:: WHAT THE TASK ASKS ::
A faithful copy of the entries, without any pictures, is what is needed here.
————————
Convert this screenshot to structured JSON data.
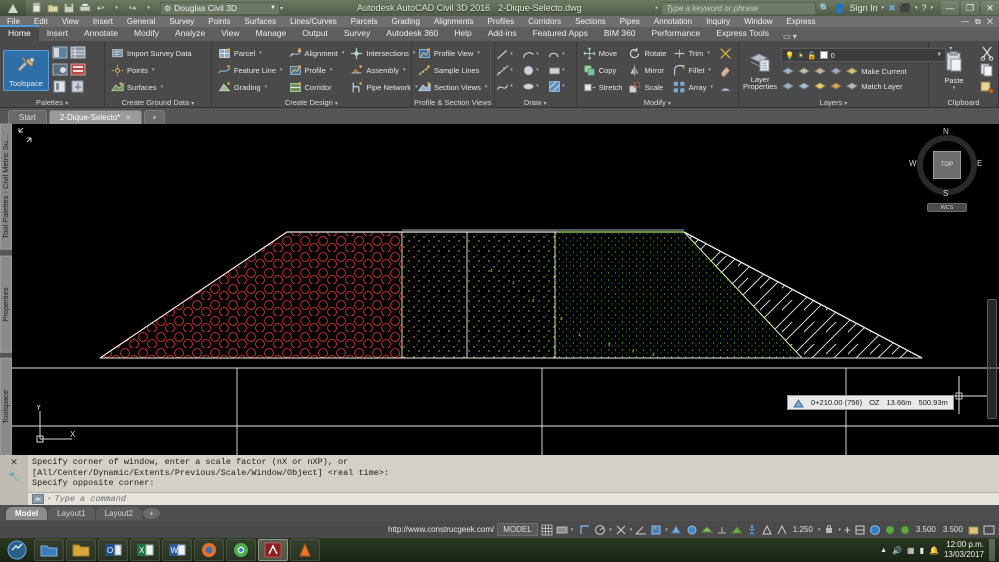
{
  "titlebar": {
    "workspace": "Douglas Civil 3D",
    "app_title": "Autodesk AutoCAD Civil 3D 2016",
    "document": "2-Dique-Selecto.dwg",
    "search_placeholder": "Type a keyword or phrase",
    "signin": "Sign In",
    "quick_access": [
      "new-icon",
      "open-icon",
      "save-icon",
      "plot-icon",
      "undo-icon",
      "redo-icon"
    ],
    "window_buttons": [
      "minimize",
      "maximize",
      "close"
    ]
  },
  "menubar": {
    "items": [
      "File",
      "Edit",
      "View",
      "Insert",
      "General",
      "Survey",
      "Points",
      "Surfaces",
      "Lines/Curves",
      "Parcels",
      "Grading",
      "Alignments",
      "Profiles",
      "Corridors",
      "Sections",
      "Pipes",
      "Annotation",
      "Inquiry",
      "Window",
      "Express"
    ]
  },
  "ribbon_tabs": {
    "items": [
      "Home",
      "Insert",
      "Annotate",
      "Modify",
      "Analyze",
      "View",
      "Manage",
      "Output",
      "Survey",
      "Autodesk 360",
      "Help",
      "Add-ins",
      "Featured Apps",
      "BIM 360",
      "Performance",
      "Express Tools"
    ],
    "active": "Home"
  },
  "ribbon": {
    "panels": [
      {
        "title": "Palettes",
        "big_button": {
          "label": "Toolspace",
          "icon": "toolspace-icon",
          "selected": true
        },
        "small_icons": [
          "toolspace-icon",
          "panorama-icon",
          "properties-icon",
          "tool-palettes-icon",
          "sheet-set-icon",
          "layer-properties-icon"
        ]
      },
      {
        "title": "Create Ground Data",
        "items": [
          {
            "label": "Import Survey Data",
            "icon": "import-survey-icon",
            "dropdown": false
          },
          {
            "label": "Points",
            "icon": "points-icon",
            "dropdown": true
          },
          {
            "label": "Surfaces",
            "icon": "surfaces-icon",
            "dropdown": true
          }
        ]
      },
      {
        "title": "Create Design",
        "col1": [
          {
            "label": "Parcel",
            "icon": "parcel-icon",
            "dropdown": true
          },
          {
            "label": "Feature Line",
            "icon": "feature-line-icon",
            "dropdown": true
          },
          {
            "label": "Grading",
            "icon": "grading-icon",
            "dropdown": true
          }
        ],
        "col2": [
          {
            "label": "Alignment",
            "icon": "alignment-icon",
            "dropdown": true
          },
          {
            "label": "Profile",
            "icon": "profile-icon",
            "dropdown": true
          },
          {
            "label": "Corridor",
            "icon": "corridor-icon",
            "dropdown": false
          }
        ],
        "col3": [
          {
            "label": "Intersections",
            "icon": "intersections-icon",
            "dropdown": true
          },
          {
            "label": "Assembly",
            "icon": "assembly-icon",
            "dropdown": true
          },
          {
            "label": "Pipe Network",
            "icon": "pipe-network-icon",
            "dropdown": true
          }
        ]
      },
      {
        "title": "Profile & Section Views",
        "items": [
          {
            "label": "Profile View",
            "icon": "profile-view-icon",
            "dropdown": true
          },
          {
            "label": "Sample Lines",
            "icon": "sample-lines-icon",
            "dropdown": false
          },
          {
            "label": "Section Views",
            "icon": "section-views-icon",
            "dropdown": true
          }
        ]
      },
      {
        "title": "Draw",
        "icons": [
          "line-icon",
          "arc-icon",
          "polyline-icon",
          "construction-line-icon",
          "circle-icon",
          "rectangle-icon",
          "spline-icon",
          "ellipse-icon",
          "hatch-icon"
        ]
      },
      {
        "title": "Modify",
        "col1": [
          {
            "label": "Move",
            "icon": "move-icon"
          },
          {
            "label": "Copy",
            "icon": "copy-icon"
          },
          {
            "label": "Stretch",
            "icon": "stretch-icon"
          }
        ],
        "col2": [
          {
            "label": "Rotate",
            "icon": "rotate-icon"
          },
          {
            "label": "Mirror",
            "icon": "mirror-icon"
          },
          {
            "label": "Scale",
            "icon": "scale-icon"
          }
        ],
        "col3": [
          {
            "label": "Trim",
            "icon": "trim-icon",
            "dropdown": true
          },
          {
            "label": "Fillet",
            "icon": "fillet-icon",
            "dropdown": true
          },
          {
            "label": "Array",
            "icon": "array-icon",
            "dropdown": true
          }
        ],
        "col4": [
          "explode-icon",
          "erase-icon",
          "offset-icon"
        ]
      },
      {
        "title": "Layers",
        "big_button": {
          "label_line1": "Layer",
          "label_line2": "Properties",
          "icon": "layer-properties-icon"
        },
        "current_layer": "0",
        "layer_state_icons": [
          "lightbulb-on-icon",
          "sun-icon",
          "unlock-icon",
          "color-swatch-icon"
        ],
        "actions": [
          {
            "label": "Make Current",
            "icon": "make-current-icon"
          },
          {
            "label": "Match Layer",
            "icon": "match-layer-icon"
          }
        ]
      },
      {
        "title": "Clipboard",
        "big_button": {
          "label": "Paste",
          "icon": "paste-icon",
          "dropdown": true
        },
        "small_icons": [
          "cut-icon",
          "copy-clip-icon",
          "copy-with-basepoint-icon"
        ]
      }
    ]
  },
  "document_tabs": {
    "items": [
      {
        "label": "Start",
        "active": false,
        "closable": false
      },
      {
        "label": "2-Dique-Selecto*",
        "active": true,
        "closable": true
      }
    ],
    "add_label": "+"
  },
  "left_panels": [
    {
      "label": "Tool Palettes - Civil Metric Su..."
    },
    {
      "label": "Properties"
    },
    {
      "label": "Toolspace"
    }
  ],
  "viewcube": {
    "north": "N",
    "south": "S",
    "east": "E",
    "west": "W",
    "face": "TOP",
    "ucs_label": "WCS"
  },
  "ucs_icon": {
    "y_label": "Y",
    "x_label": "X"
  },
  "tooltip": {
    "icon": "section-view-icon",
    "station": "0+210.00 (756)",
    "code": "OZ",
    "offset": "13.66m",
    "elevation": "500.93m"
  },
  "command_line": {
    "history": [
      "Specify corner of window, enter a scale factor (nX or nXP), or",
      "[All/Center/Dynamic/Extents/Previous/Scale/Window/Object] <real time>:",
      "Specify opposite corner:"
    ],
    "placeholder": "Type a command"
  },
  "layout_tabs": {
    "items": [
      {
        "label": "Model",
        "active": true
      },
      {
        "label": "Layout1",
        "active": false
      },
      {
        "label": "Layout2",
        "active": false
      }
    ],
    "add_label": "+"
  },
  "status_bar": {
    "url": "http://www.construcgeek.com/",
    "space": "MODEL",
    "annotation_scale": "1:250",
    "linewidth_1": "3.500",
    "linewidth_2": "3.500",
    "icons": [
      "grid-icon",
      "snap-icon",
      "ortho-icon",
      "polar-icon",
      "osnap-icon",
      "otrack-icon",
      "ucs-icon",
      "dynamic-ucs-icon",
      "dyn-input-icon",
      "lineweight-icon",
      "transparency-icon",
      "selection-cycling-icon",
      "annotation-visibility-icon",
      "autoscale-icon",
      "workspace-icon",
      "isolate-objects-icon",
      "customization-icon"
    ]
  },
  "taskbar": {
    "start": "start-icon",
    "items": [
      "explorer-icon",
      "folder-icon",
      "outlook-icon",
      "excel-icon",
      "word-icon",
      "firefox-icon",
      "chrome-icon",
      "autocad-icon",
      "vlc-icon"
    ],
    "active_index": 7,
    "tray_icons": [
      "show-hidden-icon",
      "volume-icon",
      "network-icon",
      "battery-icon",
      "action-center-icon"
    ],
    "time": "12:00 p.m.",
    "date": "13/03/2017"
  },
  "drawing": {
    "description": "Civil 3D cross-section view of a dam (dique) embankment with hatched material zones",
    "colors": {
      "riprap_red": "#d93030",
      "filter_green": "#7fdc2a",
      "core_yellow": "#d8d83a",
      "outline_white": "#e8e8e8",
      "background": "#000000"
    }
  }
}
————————
:: ANSWER TO THE EXERCISE ::
Convert this screenshot to structured JSON data.
{
  "titlebar": {
    "workspace": "Douglas Civil 3D",
    "app_title": "Autodesk AutoCAD Civil 3D 2016",
    "document": "2-Dique-Selecto.dwg",
    "search_placeholder": "Type a keyword or phrase",
    "signin": "Sign In",
    "quick_access": [
      "new-icon",
      "open-icon",
      "save-icon",
      "plot-icon",
      "undo-icon",
      "redo-icon"
    ],
    "window_buttons": [
      "minimize",
      "maximize",
      "close"
    ]
  },
  "menubar": {
    "items": [
      "File",
      "Edit",
      "View",
      "Insert",
      "General",
      "Survey",
      "Points",
      "Surfaces",
      "Lines/Curves",
      "Parcels",
      "Grading",
      "Alignments",
      "Profiles",
      "Corridors",
      "Sections",
      "Pipes",
      "Annotation",
      "Inquiry",
      "Window",
      "Express"
    ]
  },
  "ribbon_tabs": {
    "items": [
      "Home",
      "Insert",
      "Annotate",
      "Modify",
      "Analyze",
      "View",
      "Manage",
      "Output",
      "Survey",
      "Autodesk 360",
      "Help",
      "Add-ins",
      "Featured Apps",
      "BIM 360",
      "Performance",
      "Express Tools"
    ],
    "active": "Home"
  },
  "ribbon": {
    "panels": [
      {
        "title": "Palettes",
        "big_button": {
          "label": "Toolspace",
          "icon": "toolspace-icon",
          "selected": true
        },
        "small_icons": [
          "toolspace-icon",
          "panorama-icon",
          "properties-icon",
          "tool-palettes-icon",
          "sheet-set-icon",
          "layer-properties-icon"
        ]
      },
      {
        "title": "Create Ground Data",
        "items": [
          {
            "label": "Import Survey Data",
            "icon": "import-survey-icon",
            "dropdown": false
          },
          {
            "label": "Points",
            "icon": "points-icon",
            "dropdown": true
          },
          {
            "label": "Surfaces",
            "icon": "surfaces-icon",
            "dropdown": true
          }
        ]
      },
      {
        "title": "Create Design",
        "col1": [
          {
            "label": "Parcel",
            "icon": "parcel-icon",
            "dropdown": true
          },
          {
            "label": "Feature Line",
            "icon": "feature-line-icon",
            "dropdown": true
          },
          {
            "label": "Grading",
            "icon": "grading-icon",
            "dropdown": true
          }
        ],
        "col2": [
          {
            "label": "Alignment",
            "icon": "alignment-icon",
            "dropdown": true
          },
          {
            "label": "Profile",
            "icon": "profile-icon",
            "dropdown": true
          },
          {
            "label": "Corridor",
            "icon": "corridor-icon",
            "dropdown": false
          }
        ],
        "col3": [
          {
            "label": "Intersections",
            "icon": "intersections-icon",
            "dropdown": true
          },
          {
            "label": "Assembly",
            "icon": "assembly-icon",
            "dropdown": true
          },
          {
            "label": "Pipe Network",
            "icon": "pipe-network-icon",
            "dropdown": true
          }
        ]
      },
      {
        "title": "Profile & Section Views",
        "items": [
          {
            "label": "Profile View",
            "icon": "profile-view-icon",
            "dropdown": true
          },
          {
            "label": "Sample Lines",
            "icon": "sample-lines-icon",
            "dropdown": false
          },
          {
            "label": "Section Views",
            "icon": "section-views-icon",
            "dropdown": true
          }
        ]
      },
      {
        "title": "Draw",
        "icons": [
          "line-icon",
          "arc-icon",
          "polyline-icon",
          "construction-line-icon",
          "circle-icon",
          "rectangle-icon",
          "spline-icon",
          "ellipse-icon",
          "hatch-icon"
        ]
      },
      {
        "title": "Modify",
        "col1": [
          {
            "label": "Move",
            "icon": "move-icon"
          },
          {
            "label": "Copy",
            "icon": "copy-icon"
          },
          {
            "label": "Stretch",
            "icon": "stretch-icon"
          }
        ],
        "col2": [
          {
            "label": "Rotate",
            "icon": "rotate-icon"
          },
          {
            "label": "Mirror",
            "icon": "mirror-icon"
          },
          {
            "label": "Scale",
            "icon": "scale-icon"
          }
        ],
        "col3": [
          {
            "label": "Trim",
            "icon": "trim-icon",
            "dropdown": true
          },
          {
            "label": "Fillet",
            "icon": "fillet-icon",
            "dropdown": true
          },
          {
            "label": "Array",
            "icon": "array-icon",
            "dropdown": true
          }
        ],
        "col4": [
          "explode-icon",
          "erase-icon",
          "offset-icon"
        ]
      },
      {
        "title": "Layers",
        "big_button": {
          "label_line1": "Layer",
          "label_line2": "Properties",
          "icon": "layer-properties-icon"
        },
        "current_layer": "0",
        "layer_state_icons": [
          "lightbulb-on-icon",
          "sun-icon",
          "unlock-icon",
          "color-swatch-icon"
        ],
        "actions": [
          {
            "label": "Make Current",
            "icon": "make-current-icon"
          },
          {
            "label": "Match Layer",
            "icon": "match-layer-icon"
          }
        ]
      },
      {
        "title": "Clipboard",
        "big_button": {
          "label": "Paste",
          "icon": "paste-icon",
          "dropdown": true
        },
        "small_icons": [
          "cut-icon",
          "copy-clip-icon",
          "copy-with-basepoint-icon"
        ]
      }
    ]
  },
  "document_tabs": {
    "items": [
      {
        "label": "Start",
        "active": false,
        "closable": false
      },
      {
        "label": "2-Dique-Selecto*",
        "active": true,
        "closable": true
      }
    ],
    "add_label": "+"
  },
  "left_panels": [
    {
      "label": "Tool Palettes - Civil Metric Su..."
    },
    {
      "label": "Properties"
    },
    {
      "label": "Toolspace"
    }
  ],
  "viewcube": {
    "north": "N",
    "south": "S",
    "east": "E",
    "west": "W",
    "face": "TOP",
    "ucs_label": "WCS"
  },
  "ucs_icon": {
    "y_label": "Y",
    "x_label": "X"
  },
  "tooltip": {
    "icon": "section-view-icon",
    "station": "0+210.00 (756)",
    "code": "OZ",
    "offset": "13.66m",
    "elevation": "500.93m"
  },
  "command_line": {
    "history": [
      "Specify corner of window, enter a scale factor (nX or nXP), or",
      "[All/Center/Dynamic/Extents/Previous/Scale/Window/Object] <real time>:",
      "Specify opposite corner:"
    ],
    "placeholder": "Type a command"
  },
  "layout_tabs": {
    "items": [
      {
        "label": "Model",
        "active": true
      },
      {
        "label": "Layout1",
        "active": false
      },
      {
        "label": "Layout2",
        "active": false
      }
    ],
    "add_label": "+"
  },
  "status_bar": {
    "url": "http://www.construcgeek.com/",
    "space": "MODEL",
    "annotation_scale": "1:250",
    "linewidth_1": "3.500",
    "linewidth_2": "3.500",
    "icons": [
      "grid-icon",
      "snap-icon",
      "ortho-icon",
      "polar-icon",
      "osnap-icon",
      "otrack-icon",
      "ucs-icon",
      "dynamic-ucs-icon",
      "dyn-input-icon",
      "lineweight-icon",
      "transparency-icon",
      "selection-cycling-icon",
      "annotation-visibility-icon",
      "autoscale-icon",
      "workspace-icon",
      "isolate-objects-icon",
      "customization-icon"
    ]
  },
  "taskbar": {
    "start": "start-icon",
    "items": [
      "explorer-icon",
      "folder-icon",
      "outlook-icon",
      "excel-icon",
      "word-icon",
      "firefox-icon",
      "chrome-icon",
      "autocad-icon",
      "vlc-icon"
    ],
    "active_index": 7,
    "tray_icons": [
      "show-hidden-icon",
      "volume-icon",
      "network-icon",
      "battery-icon",
      "action-center-icon"
    ],
    "time": "12:00 p.m.",
    "date": "13/03/2017"
  },
  "drawing": {
    "description": "Civil 3D cross-section view of a dam (dique) embankment with hatched material zones",
    "colors": {
      "riprap_red": "#d93030",
      "filter_green": "#7fdc2a",
      "core_yellow": "#d8d83a",
      "outline_white": "#e8e8e8",
      "background": "#000000"
    }
  }
}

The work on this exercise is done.